You’ve read about it in all the pregnancy books, you’ve seen it in popular movies, and now that you’re finally pregnant, you’ll wonder - how does it actually feel when your baby moves around in your womb? Will I be able to feel it at all? What if I miss it?
The short answer is that you definitely will feel your baby moving around, but each woman experiences things differently. An ultrasound scan might reveal if your baby has shifted their position in your womb. Read on to know all about your baby’s movements in the womb -
Your baby will first start moving sometime in between the 16th to the 22nd week. Although the first movements are in the 7th or 8th week, you don’t feel it because the baby is still very small. If you’ve been pregnant before, then you’ll probably catch the movements easier than inexperienced moms. You might be able to easily differentiate between a baby’s kick and a bout of stomach gas. If you’re pregnant for the first time, though, you might feel the baby’s movements better when you sit or lie down. It’s also been found that leaner moms feel baby movements slightly more easily than the hefty ones.
How do the baby’s initial movements feel?
Women have said that their baby’s first movement often feels like the pop of a popcorn, the swimming of a small fish or the flutter of a butterfly. You might accidentally perceive it to be a hunger pang initially, but gradually you’ll begin to understand the difference between stomach pain and gastric problems, and your baby’s movements.
Is there a fixed number of times that a child should move in the womb?
Not necessarily. Initially, your baby will move slowly and at long intervals. You might feel a movement one day and nothing the next. This is probably because the baby’s kick doesn’t have enough strength or power in it. By the second trimester, though, you should feel it more strongly and you’ll become more aware of the movements of your baby.

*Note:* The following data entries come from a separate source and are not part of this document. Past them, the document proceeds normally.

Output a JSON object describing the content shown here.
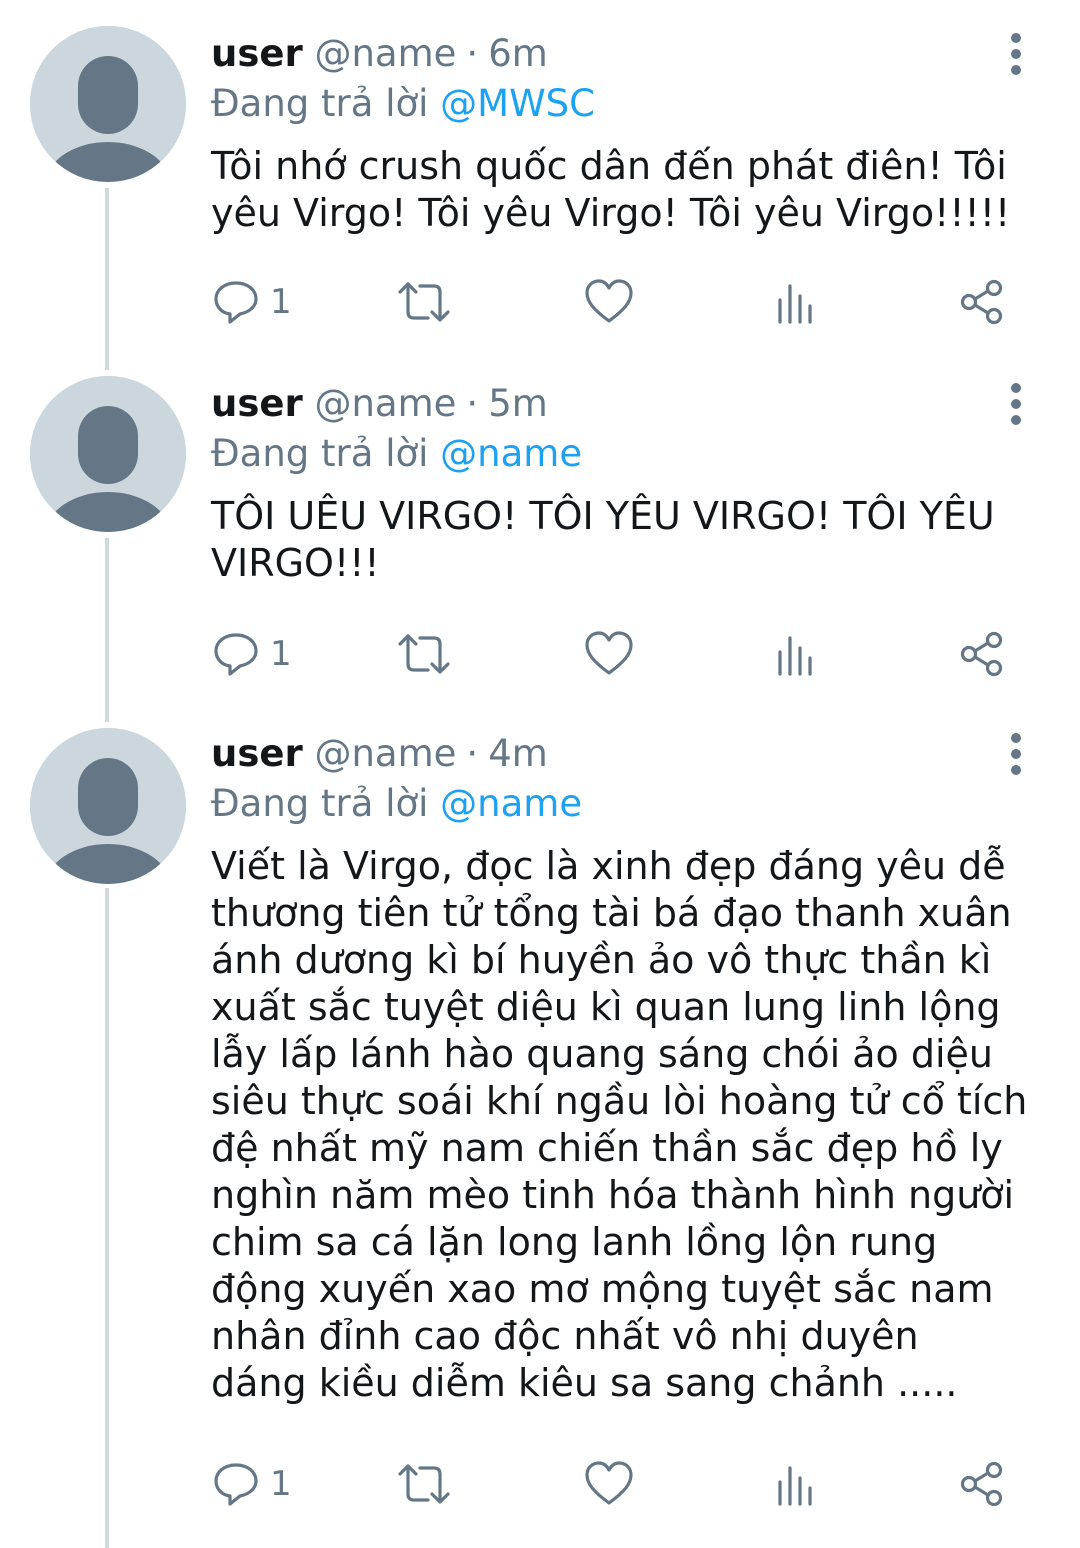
{
  "tweets": [
    {
      "username": "user",
      "handle": "@name",
      "separator": "·",
      "time": "6m",
      "reply_prefix": "Đang trả lời",
      "reply_to": "@MWSC",
      "text": "Tôi nhớ crush quốc dân đến phát điên! Tôi\nyêu Virgo! Tôi yêu Virgo! Tôi yêu Virgo!!!!!",
      "reply_count": "1",
      "icons": [
        "reply-icon",
        "retweet-icon",
        "like-icon",
        "analytics-icon",
        "share-icon",
        "more-icon"
      ]
    },
    {
      "username": "user",
      "handle": "@name",
      "separator": "·",
      "time": "5m",
      "reply_prefix": "Đang trả lời",
      "reply_to": "@name",
      "text": "TÔI UÊU VIRGO! TÔI YÊU VIRGO! TÔI YÊU\nVIRGO!!!",
      "reply_count": "1",
      "icons": [
        "reply-icon",
        "retweet-icon",
        "like-icon",
        "analytics-icon",
        "share-icon",
        "more-icon"
      ]
    },
    {
      "username": "user",
      "handle": "@name",
      "separator": "·",
      "time": "4m",
      "reply_prefix": "Đang trả lời",
      "reply_to": "@name",
      "text": "Viết là Virgo, đọc là xinh đẹp đáng yêu dễ\nthương tiên tử tổng tài bá đạo thanh xuân\nánh dương kì bí huyền ảo vô thực thần kì\nxuất sắc tuyệt diệu kì quan lung linh lộng\nlẫy lấp lánh hào quang sáng chói ảo diệu\nsiêu thực soái khí ngầu lòi hoàng tử cổ tích\nđệ nhất mỹ nam chiến thần sắc đẹp hồ ly\nnghìn năm mèo tinh hóa thành hình người\nchim sa cá lặn long lanh lồng lộn rung\nđộng xuyến xao mơ mộng tuyệt sắc nam\nnhân đỉnh cao độc nhất vô nhị duyên\ndáng kiều diễm kiêu sa sang chảnh .....",
      "reply_count": "1",
      "icons": [
        "reply-icon",
        "retweet-icon",
        "like-icon",
        "analytics-icon",
        "share-icon",
        "more-icon"
      ]
    }
  ],
  "colors": {
    "link": "#1da1f2",
    "secondary_text": "#657786",
    "primary_text": "#14171a",
    "avatar_bg": "#ccd6dd",
    "avatar_fg": "#657786",
    "thread_line": "#cfd9de"
  }
}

Will the baby kicks stop by the end of the pregnancy?
Not really. The bigger your baby gets, the more space he/she will need in your womb. And since your womb can’t expand after a certain point, the kicks might get less frequent, but that doesn’t mean that the baby isn’t doing anything. Your baby is still very normal, but just quiet.
Do I have to keep a track of the number of my baby’s kicks?

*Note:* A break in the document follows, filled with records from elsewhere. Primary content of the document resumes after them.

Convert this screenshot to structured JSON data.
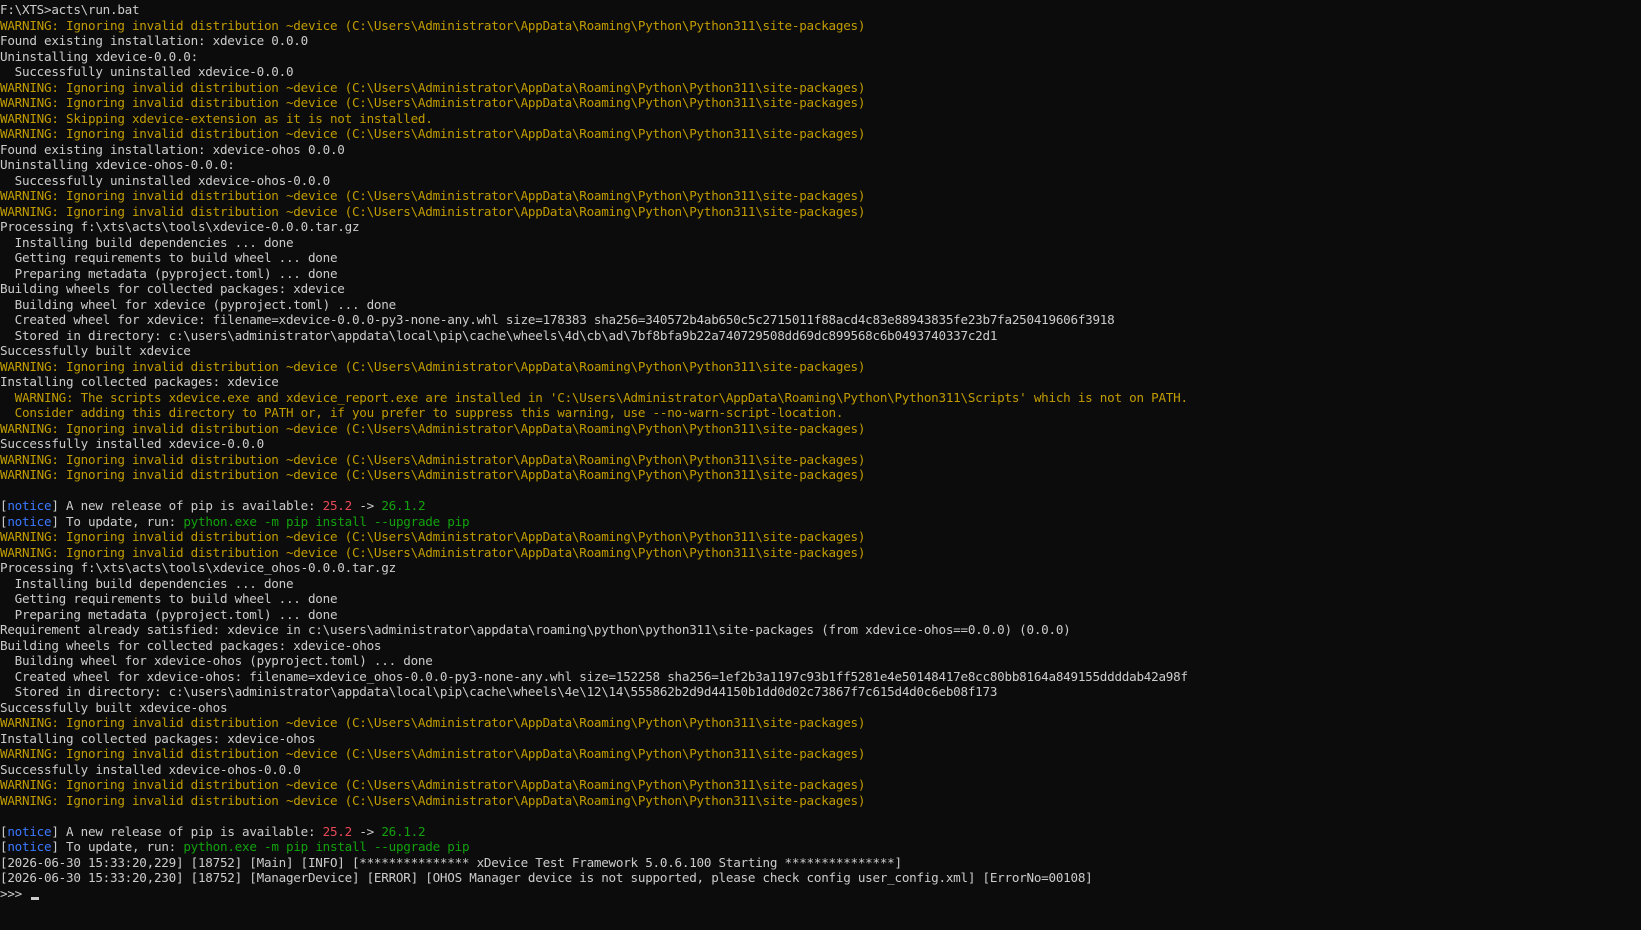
{
  "colors": {
    "background": "#0c0c0c",
    "text": "#cccccc",
    "warning": "#c19c00",
    "notice": "#3b78ff",
    "old_version": "#e74856",
    "new_version": "#13a10e"
  },
  "lines": [
    {
      "type": "n",
      "text": "F:\\XTS>acts\\run.bat"
    },
    {
      "type": "w",
      "text": "WARNING: Ignoring invalid distribution ~device (C:\\Users\\Administrator\\AppData\\Roaming\\Python\\Python311\\site-packages)"
    },
    {
      "type": "n",
      "text": "Found existing installation: xdevice 0.0.0"
    },
    {
      "type": "n",
      "text": "Uninstalling xdevice-0.0.0:"
    },
    {
      "type": "n",
      "text": "  Successfully uninstalled xdevice-0.0.0"
    },
    {
      "type": "w",
      "text": "WARNING: Ignoring invalid distribution ~device (C:\\Users\\Administrator\\AppData\\Roaming\\Python\\Python311\\site-packages)"
    },
    {
      "type": "w",
      "text": "WARNING: Ignoring invalid distribution ~device (C:\\Users\\Administrator\\AppData\\Roaming\\Python\\Python311\\site-packages)"
    },
    {
      "type": "w",
      "text": "WARNING: Skipping xdevice-extension as it is not installed."
    },
    {
      "type": "w",
      "text": "WARNING: Ignoring invalid distribution ~device (C:\\Users\\Administrator\\AppData\\Roaming\\Python\\Python311\\site-packages)"
    },
    {
      "type": "n",
      "text": "Found existing installation: xdevice-ohos 0.0.0"
    },
    {
      "type": "n",
      "text": "Uninstalling xdevice-ohos-0.0.0:"
    },
    {
      "type": "n",
      "text": "  Successfully uninstalled xdevice-ohos-0.0.0"
    },
    {
      "type": "w",
      "text": "WARNING: Ignoring invalid distribution ~device (C:\\Users\\Administrator\\AppData\\Roaming\\Python\\Python311\\site-packages)"
    },
    {
      "type": "w",
      "text": "WARNING: Ignoring invalid distribution ~device (C:\\Users\\Administrator\\AppData\\Roaming\\Python\\Python311\\site-packages)"
    },
    {
      "type": "n",
      "text": "Processing f:\\xts\\acts\\tools\\xdevice-0.0.0.tar.gz"
    },
    {
      "type": "n",
      "text": "  Installing build dependencies ... done"
    },
    {
      "type": "n",
      "text": "  Getting requirements to build wheel ... done"
    },
    {
      "type": "n",
      "text": "  Preparing metadata (pyproject.toml) ... done"
    },
    {
      "type": "n",
      "text": "Building wheels for collected packages: xdevice"
    },
    {
      "type": "n",
      "text": "  Building wheel for xdevice (pyproject.toml) ... done"
    },
    {
      "type": "n",
      "text": "  Created wheel for xdevice: filename=xdevice-0.0.0-py3-none-any.whl size=178383 sha256=340572b4ab650c5c2715011f88acd4c83e88943835fe23b7fa250419606f3918"
    },
    {
      "type": "n",
      "text": "  Stored in directory: c:\\users\\administrator\\appdata\\local\\pip\\cache\\wheels\\4d\\cb\\ad\\7bf8bfa9b22a740729508dd69dc899568c6b0493740337c2d1"
    },
    {
      "type": "n",
      "text": "Successfully built xdevice"
    },
    {
      "type": "w",
      "text": "WARNING: Ignoring invalid distribution ~device (C:\\Users\\Administrator\\AppData\\Roaming\\Python\\Python311\\site-packages)"
    },
    {
      "type": "n",
      "text": "Installing collected packages: xdevice"
    },
    {
      "type": "w",
      "text": "  WARNING: The scripts xdevice.exe and xdevice_report.exe are installed in 'C:\\Users\\Administrator\\AppData\\Roaming\\Python\\Python311\\Scripts' which is not on PATH."
    },
    {
      "type": "w",
      "text": "  Consider adding this directory to PATH or, if you prefer to suppress this warning, use --no-warn-script-location."
    },
    {
      "type": "w",
      "text": "WARNING: Ignoring invalid distribution ~device (C:\\Users\\Administrator\\AppData\\Roaming\\Python\\Python311\\site-packages)"
    },
    {
      "type": "n",
      "text": "Successfully installed xdevice-0.0.0"
    },
    {
      "type": "w",
      "text": "WARNING: Ignoring invalid distribution ~device (C:\\Users\\Administrator\\AppData\\Roaming\\Python\\Python311\\site-packages)"
    },
    {
      "type": "w",
      "text": "WARNING: Ignoring invalid distribution ~device (C:\\Users\\Administrator\\AppData\\Roaming\\Python\\Python311\\site-packages)"
    },
    {
      "type": "blank",
      "text": ""
    },
    {
      "type": "notice_release",
      "tag": "notice",
      "text": "A new release of pip is available: ",
      "old": "25.2",
      "arrow": " -> ",
      "new": "26.1.2"
    },
    {
      "type": "notice_update",
      "tag": "notice",
      "text": "To update, run: ",
      "cmd": "python.exe -m pip install --upgrade pip"
    },
    {
      "type": "w",
      "text": "WARNING: Ignoring invalid distribution ~device (C:\\Users\\Administrator\\AppData\\Roaming\\Python\\Python311\\site-packages)"
    },
    {
      "type": "w",
      "text": "WARNING: Ignoring invalid distribution ~device (C:\\Users\\Administrator\\AppData\\Roaming\\Python\\Python311\\site-packages)"
    },
    {
      "type": "n",
      "text": "Processing f:\\xts\\acts\\tools\\xdevice_ohos-0.0.0.tar.gz"
    },
    {
      "type": "n",
      "text": "  Installing build dependencies ... done"
    },
    {
      "type": "n",
      "text": "  Getting requirements to build wheel ... done"
    },
    {
      "type": "n",
      "text": "  Preparing metadata (pyproject.toml) ... done"
    },
    {
      "type": "n",
      "text": "Requirement already satisfied: xdevice in c:\\users\\administrator\\appdata\\roaming\\python\\python311\\site-packages (from xdevice-ohos==0.0.0) (0.0.0)"
    },
    {
      "type": "n",
      "text": "Building wheels for collected packages: xdevice-ohos"
    },
    {
      "type": "n",
      "text": "  Building wheel for xdevice-ohos (pyproject.toml) ... done"
    },
    {
      "type": "n",
      "text": "  Created wheel for xdevice-ohos: filename=xdevice_ohos-0.0.0-py3-none-any.whl size=152258 sha256=1ef2b3a1197c93b1ff5281e4e50148417e8cc80bb8164a849155ddddab42a98f"
    },
    {
      "type": "n",
      "text": "  Stored in directory: c:\\users\\administrator\\appdata\\local\\pip\\cache\\wheels\\4e\\12\\14\\555862b2d9d44150b1dd0d02c73867f7c615d4d0c6eb08f173"
    },
    {
      "type": "n",
      "text": "Successfully built xdevice-ohos"
    },
    {
      "type": "w",
      "text": "WARNING: Ignoring invalid distribution ~device (C:\\Users\\Administrator\\AppData\\Roaming\\Python\\Python311\\site-packages)"
    },
    {
      "type": "n",
      "text": "Installing collected packages: xdevice-ohos"
    },
    {
      "type": "w",
      "text": "WARNING: Ignoring invalid distribution ~device (C:\\Users\\Administrator\\AppData\\Roaming\\Python\\Python311\\site-packages)"
    },
    {
      "type": "n",
      "text": "Successfully installed xdevice-ohos-0.0.0"
    },
    {
      "type": "w",
      "text": "WARNING: Ignoring invalid distribution ~device (C:\\Users\\Administrator\\AppData\\Roaming\\Python\\Python311\\site-packages)"
    },
    {
      "type": "w",
      "text": "WARNING: Ignoring invalid distribution ~device (C:\\Users\\Administrator\\AppData\\Roaming\\Python\\Python311\\site-packages)"
    },
    {
      "type": "blank",
      "text": ""
    },
    {
      "type": "notice_release",
      "tag": "notice",
      "text": "A new release of pip is available: ",
      "old": "25.2",
      "arrow": " -> ",
      "new": "26.1.2"
    },
    {
      "type": "notice_update",
      "tag": "notice",
      "text": "To update, run: ",
      "cmd": "python.exe -m pip install --upgrade pip"
    },
    {
      "type": "n",
      "text": "[2026-06-30 15:33:20,229] [18752] [Main] [INFO] [*************** xDevice Test Framework 5.0.6.100 Starting ***************]"
    },
    {
      "type": "n",
      "text": "[2026-06-30 15:33:20,230] [18752] [ManagerDevice] [ERROR] [OHOS Manager device is not supported, please check config user_config.xml] [ErrorNo=00108]"
    },
    {
      "type": "prompt",
      "text": ">>> "
    }
  ]
}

When you feel your baby’s kick for the first time, inform your doctor. They are better suited to explain to you about the normal and abnormal behaviour of the baby. But sometimes, it might just be that the baby’s slow movements are the indication of a problem. It would be better to get an ultrasound scan done with the consultation of a doctor.
For example, the physician might ask you when your baby is most active. On the basis of this, they might even ask you to count the number of times your baby kicks, and in order to observe this, might ask you to move to a quiet place, away from noise and observe the movements of the child.
There’s no need to worry if your experience if different from that of your friend’s. Every woman and every child is different, and so is their development in the womb. Everyone has a different story to tell, so there’s no point comparing yourself to someone else!